WORK REQUEST - Restate the records below word for word.

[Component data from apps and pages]
□ □ □ □ □ □ □
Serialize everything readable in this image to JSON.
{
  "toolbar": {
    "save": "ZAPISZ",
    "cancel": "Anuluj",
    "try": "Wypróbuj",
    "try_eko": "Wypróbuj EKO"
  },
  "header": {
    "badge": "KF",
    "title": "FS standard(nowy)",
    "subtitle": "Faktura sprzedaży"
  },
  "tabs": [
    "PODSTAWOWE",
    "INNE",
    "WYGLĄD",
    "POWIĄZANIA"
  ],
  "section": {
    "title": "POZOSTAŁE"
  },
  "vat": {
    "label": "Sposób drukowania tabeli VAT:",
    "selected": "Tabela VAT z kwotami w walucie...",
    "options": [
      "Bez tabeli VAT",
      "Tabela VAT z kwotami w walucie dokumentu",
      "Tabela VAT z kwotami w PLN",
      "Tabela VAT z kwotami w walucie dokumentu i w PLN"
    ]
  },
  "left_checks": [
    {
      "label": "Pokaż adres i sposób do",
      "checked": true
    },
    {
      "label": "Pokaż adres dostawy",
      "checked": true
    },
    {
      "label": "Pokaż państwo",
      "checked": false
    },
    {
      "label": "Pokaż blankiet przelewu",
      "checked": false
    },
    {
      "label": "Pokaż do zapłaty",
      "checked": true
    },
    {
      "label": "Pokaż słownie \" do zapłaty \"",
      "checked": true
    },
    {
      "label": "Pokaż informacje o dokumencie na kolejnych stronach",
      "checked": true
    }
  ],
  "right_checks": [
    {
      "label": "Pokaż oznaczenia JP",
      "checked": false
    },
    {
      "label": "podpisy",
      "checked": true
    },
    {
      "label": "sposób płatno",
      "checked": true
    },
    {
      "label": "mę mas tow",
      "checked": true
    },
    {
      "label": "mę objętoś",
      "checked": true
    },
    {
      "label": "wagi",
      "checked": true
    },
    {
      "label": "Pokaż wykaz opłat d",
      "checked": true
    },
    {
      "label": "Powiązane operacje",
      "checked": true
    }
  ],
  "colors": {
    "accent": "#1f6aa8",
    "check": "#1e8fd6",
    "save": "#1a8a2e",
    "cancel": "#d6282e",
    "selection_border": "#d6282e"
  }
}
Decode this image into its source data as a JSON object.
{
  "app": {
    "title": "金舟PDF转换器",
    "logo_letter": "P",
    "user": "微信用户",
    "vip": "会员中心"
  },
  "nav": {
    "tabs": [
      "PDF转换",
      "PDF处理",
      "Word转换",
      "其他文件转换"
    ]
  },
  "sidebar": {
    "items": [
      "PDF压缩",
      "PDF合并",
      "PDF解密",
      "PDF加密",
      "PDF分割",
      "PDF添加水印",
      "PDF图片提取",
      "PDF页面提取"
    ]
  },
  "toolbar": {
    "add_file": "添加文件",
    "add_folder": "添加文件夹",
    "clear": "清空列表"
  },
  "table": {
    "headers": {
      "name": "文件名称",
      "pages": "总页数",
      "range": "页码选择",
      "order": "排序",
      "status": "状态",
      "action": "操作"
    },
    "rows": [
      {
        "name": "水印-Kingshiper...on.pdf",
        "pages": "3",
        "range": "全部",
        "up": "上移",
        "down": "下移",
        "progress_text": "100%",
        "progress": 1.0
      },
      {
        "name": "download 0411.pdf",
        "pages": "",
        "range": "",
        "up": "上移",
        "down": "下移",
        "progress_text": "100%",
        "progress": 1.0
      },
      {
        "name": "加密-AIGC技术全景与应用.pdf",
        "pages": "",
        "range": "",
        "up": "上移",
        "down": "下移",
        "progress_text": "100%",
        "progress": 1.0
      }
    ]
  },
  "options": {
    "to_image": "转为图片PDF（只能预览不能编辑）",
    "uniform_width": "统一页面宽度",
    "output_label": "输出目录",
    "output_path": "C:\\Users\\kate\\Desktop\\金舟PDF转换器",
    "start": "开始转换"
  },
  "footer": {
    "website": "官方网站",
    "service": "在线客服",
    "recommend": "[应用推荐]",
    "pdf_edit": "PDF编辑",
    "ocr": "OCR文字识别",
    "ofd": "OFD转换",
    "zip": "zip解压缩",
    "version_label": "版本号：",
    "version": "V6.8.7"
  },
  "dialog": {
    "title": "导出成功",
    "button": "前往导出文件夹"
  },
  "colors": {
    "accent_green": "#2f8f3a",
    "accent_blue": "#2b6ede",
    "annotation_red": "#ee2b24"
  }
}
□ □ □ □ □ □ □
TASK ANSWER -
Serialize everything readable in this image to JSON.
{
  "toolbar": {
    "save": "ZAPISZ",
    "cancel": "Anuluj",
    "try": "Wypróbuj",
    "try_eko": "Wypróbuj EKO"
  },
  "header": {
    "badge": "KF",
    "title": "FS standard(nowy)",
    "subtitle": "Faktura sprzedaży"
  },
  "tabs": [
    "PODSTAWOWE",
    "INNE",
    "WYGLĄD",
    "POWIĄZANIA"
  ],
  "section": {
    "title": "POZOSTAŁE"
  },
  "vat": {
    "label": "Sposób drukowania tabeli VAT:",
    "selected": "Tabela VAT z kwotami w walucie...",
    "options": [
      "Bez tabeli VAT",
      "Tabela VAT z kwotami w walucie dokumentu",
      "Tabela VAT z kwotami w PLN",
      "Tabela VAT z kwotami w walucie dokumentu i w PLN"
    ]
  },
  "left_checks": [
    {
      "label": "Pokaż adres i sposób do",
      "checked": true
    },
    {
      "label": "Pokaż adres dostawy",
      "checked": true
    },
    {
      "label": "Pokaż państwo",
      "checked": false
    },
    {
      "label": "Pokaż blankiet przelewu",
      "checked": false
    },
    {
      "label": "Pokaż do zapłaty",
      "checked": true
    },
    {
      "label": "Pokaż słownie \" do zapłaty \"",
      "checked": true
    },
    {
      "label": "Pokaż informacje o dokumencie na kolejnych stronach",
      "checked": true
    }
  ],
  "right_checks": [
    {
      "label": "Pokaż oznaczenia JP",
      "checked": false
    },
    {
      "label": "podpisy",
      "checked": true
    },
    {
      "label": "sposób płatno",
      "checked": true
    },
    {
      "label": "mę mas tow",
      "checked": true
    },
    {
      "label": "mę objętoś",
      "checked": true
    },
    {
      "label": "wagi",
      "checked": true
    },
    {
      "label": "Pokaż wykaz opłat d",
      "checked": true
    },
    {
      "label": "Powiązane operacje",
      "checked": true
    }
  ],
  "colors": {
    "accent": "#1f6aa8",
    "check": "#1e8fd6",
    "save": "#1a8a2e",
    "cancel": "#d6282e",
    "selection_border": "#d6282e"
  }
}
Decode this image into its source data as a JSON object.
{
  "app": {
    "title": "金舟PDF转换器",
    "logo_letter": "P",
    "user": "微信用户",
    "vip": "会员中心"
  },
  "nav": {
    "tabs": [
      "PDF转换",
      "PDF处理",
      "Word转换",
      "其他文件转换"
    ]
  },
  "sidebar": {
    "items": [
      "PDF压缩",
      "PDF合并",
      "PDF解密",
      "PDF加密",
      "PDF分割",
      "PDF添加水印",
      "PDF图片提取",
      "PDF页面提取"
    ]
  },
  "toolbar": {
    "add_file": "添加文件",
    "add_folder": "添加文件夹",
    "clear": "清空列表"
  },
  "table": {
    "headers": {
      "name": "文件名称",
      "pages": "总页数",
      "range": "页码选择",
      "order": "排序",
      "status": "状态",
      "action": "操作"
    },
    "rows": [
      {
        "name": "水印-Kingshiper...on.pdf",
        "pages": "3",
        "range": "全部",
        "up": "上移",
        "down": "下移",
        "progress_text": "100%",
        "progress": 1.0
      },
      {
        "name": "download 0411.pdf",
        "pages": "",
        "range": "",
        "up": "上移",
        "down": "下移",
        "progress_text": "100%",
        "progress": 1.0
      },
      {
        "name": "加密-AIGC技术全景与应用.pdf",
        "pages": "",
        "range": "",
        "up": "上移",
        "down": "下移",
        "progress_text": "100%",
        "progress": 1.0
      }
    ]
  },
  "options": {
    "to_image": "转为图片PDF（只能预览不能编辑）",
    "uniform_width": "统一页面宽度",
    "output_label": "输出目录",
    "output_path": "C:\\Users\\kate\\Desktop\\金舟PDF转换器",
    "start": "开始转换"
  },
  "footer": {
    "website": "官方网站",
    "service": "在线客服",
    "recommend": "[应用推荐]",
    "pdf_edit": "PDF编辑",
    "ocr": "OCR文字识别",
    "ofd": "OFD转换",
    "zip": "zip解压缩",
    "version_label": "版本号：",
    "version": "V6.8.7"
  },
  "dialog": {
    "title": "导出成功",
    "button": "前往导出文件夹"
  },
  "colors": {
    "accent_green": "#2f8f3a",
    "accent_blue": "#2b6ede",
    "annotation_red": "#ee2b24"
  }
}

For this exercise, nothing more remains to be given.